  29. Five Problems Yet to Be Solved • Confusability and Discriminability • Hard Decisions • Consistency • Information Structure • Moving Beyond Phones as Basic Units

  30. Five Problems Yet to Be Solved • Confusability and Discriminability • New pronunciations can create homophones not only with other words, but with parts of words. • Few exact metrics exist to measure confusion

  31. Five Problems Yet to Be Solved • Hard Decisions • Forced-Viterbi throws away good, but “second-best” representations. • N-best would avoid this (Mokbel and Jouvet), but problematic for large-vocabulary • DTs also introduce hard decisions and data-splitting

  32. Five Problems Yet to Be Solved • Consistency • Current ASR works word-by-word w/o picking up on long-term patterns (e.g., stretches of fast speech, consistent patterns like dialect, speaker) • Hidden speech-mode variable helps, but data is perhaps too sparse for dialect-dependent states.

  33. Five Problems Yet to Be Solved • Information Structure • Language is about the message! • Hence, not all words are pronounced equal • Confounding variables: • Prosody & intonation (emphasis, de-accenting) • Position of word in utterance (beginning or end) • Given vs. new information; Topic/focus, etc. • First-time use vs. repetitions of a word

  34. Five Problems Yet to Be Solved • Moving Beyond Phones as Basic Units • Other types of units • “Fenones” • Hybrid phones [x+y] for //x///y/ rules • Detecting (changes in) distinctive features • E.g., [ax]  {[+voicing,+nasality], [+voicing,+nasality,+back], [+voicing,+back], …} • (cf. Autosegmental & Non-linear phonology?)

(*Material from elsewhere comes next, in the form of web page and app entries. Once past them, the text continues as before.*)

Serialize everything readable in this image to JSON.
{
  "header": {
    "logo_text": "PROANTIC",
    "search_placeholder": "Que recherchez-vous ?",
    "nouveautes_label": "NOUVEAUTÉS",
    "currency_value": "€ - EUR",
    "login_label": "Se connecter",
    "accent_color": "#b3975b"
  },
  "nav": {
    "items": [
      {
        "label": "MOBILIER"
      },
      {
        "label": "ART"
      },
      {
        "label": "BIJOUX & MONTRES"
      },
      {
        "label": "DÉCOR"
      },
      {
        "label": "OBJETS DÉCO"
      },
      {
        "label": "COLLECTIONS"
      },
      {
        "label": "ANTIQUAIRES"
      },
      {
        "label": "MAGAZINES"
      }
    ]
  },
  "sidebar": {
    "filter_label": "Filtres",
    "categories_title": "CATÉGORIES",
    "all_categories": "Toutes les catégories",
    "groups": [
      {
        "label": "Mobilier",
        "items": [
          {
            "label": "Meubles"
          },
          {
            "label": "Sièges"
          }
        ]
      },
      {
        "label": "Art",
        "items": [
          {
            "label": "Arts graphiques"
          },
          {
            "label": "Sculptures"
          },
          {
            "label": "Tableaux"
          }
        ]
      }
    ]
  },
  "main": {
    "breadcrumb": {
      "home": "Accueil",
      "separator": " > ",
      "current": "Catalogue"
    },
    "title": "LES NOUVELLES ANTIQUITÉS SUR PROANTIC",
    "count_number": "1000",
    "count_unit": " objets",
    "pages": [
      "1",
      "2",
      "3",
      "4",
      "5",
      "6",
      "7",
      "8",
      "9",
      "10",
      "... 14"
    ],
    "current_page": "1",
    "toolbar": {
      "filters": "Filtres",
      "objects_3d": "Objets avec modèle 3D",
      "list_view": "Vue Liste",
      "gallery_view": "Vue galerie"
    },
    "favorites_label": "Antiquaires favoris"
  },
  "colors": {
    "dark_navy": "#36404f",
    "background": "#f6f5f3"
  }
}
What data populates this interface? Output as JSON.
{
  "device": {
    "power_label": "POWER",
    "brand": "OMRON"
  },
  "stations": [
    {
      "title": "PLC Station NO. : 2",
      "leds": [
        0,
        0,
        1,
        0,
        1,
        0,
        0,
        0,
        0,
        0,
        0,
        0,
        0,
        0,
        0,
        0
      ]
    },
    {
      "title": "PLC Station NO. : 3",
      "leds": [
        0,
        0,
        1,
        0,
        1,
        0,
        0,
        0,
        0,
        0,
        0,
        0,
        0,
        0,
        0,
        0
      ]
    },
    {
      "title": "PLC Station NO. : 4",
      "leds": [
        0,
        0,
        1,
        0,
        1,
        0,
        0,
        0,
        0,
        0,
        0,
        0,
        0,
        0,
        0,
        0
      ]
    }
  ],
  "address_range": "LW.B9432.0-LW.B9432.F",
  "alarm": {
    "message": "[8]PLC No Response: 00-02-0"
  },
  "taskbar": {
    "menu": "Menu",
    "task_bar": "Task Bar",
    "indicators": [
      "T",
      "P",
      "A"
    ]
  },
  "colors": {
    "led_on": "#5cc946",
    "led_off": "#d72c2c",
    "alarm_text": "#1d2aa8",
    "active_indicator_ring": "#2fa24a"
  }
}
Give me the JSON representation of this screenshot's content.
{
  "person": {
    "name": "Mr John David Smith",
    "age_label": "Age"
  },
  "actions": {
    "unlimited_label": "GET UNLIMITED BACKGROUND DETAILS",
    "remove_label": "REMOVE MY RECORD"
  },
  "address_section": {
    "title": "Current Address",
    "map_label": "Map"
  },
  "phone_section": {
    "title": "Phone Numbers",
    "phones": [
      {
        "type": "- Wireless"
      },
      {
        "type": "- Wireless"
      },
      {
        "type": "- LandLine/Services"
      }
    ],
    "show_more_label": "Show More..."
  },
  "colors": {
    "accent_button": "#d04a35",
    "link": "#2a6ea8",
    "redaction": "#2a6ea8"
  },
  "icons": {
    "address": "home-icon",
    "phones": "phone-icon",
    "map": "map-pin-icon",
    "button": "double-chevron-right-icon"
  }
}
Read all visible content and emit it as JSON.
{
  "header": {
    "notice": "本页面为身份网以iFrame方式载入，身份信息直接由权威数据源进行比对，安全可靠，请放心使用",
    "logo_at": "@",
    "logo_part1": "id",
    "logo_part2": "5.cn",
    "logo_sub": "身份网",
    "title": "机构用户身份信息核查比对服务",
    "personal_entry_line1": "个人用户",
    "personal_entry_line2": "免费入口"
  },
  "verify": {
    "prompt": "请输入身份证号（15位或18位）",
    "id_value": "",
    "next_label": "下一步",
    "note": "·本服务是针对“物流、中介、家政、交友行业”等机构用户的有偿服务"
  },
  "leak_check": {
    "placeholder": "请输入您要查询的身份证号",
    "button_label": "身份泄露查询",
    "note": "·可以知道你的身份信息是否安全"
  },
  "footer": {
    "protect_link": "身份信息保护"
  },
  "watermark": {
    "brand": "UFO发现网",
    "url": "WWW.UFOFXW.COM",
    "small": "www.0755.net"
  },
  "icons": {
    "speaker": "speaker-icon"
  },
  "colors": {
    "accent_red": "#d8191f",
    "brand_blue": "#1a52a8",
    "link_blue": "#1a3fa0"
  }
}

  35. Conclusions • An ideal model would: • Be dynamic and adaptive in dictionary use • Integrate knowledge of previously heard pronunciation patterns from that speaker • Incorporate higher-level factors (e.g., speaking rate, semantics of the message) to predict changes from the canonical pronunciation • (Perhaps) operate on a sub-phonetic level, too.